**Aim of the task**.
Whenever a line in the data holds the string "Abheben", pull that line out.

**Material for this task**.

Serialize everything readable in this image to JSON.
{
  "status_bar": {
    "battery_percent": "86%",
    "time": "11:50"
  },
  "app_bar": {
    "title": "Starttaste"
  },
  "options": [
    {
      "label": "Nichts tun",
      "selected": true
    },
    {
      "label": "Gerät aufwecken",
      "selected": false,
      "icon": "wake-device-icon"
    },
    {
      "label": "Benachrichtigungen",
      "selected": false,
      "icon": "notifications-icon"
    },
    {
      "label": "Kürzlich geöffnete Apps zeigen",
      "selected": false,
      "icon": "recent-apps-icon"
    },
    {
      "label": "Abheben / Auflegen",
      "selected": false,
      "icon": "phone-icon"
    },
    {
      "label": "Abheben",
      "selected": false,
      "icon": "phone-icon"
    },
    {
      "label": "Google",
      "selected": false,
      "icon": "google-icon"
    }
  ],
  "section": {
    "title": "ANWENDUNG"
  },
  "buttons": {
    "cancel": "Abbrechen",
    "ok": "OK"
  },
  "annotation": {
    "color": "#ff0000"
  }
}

**Final answer**.
      "label": "Abheben / Auflegen",
      "label": "Abheben",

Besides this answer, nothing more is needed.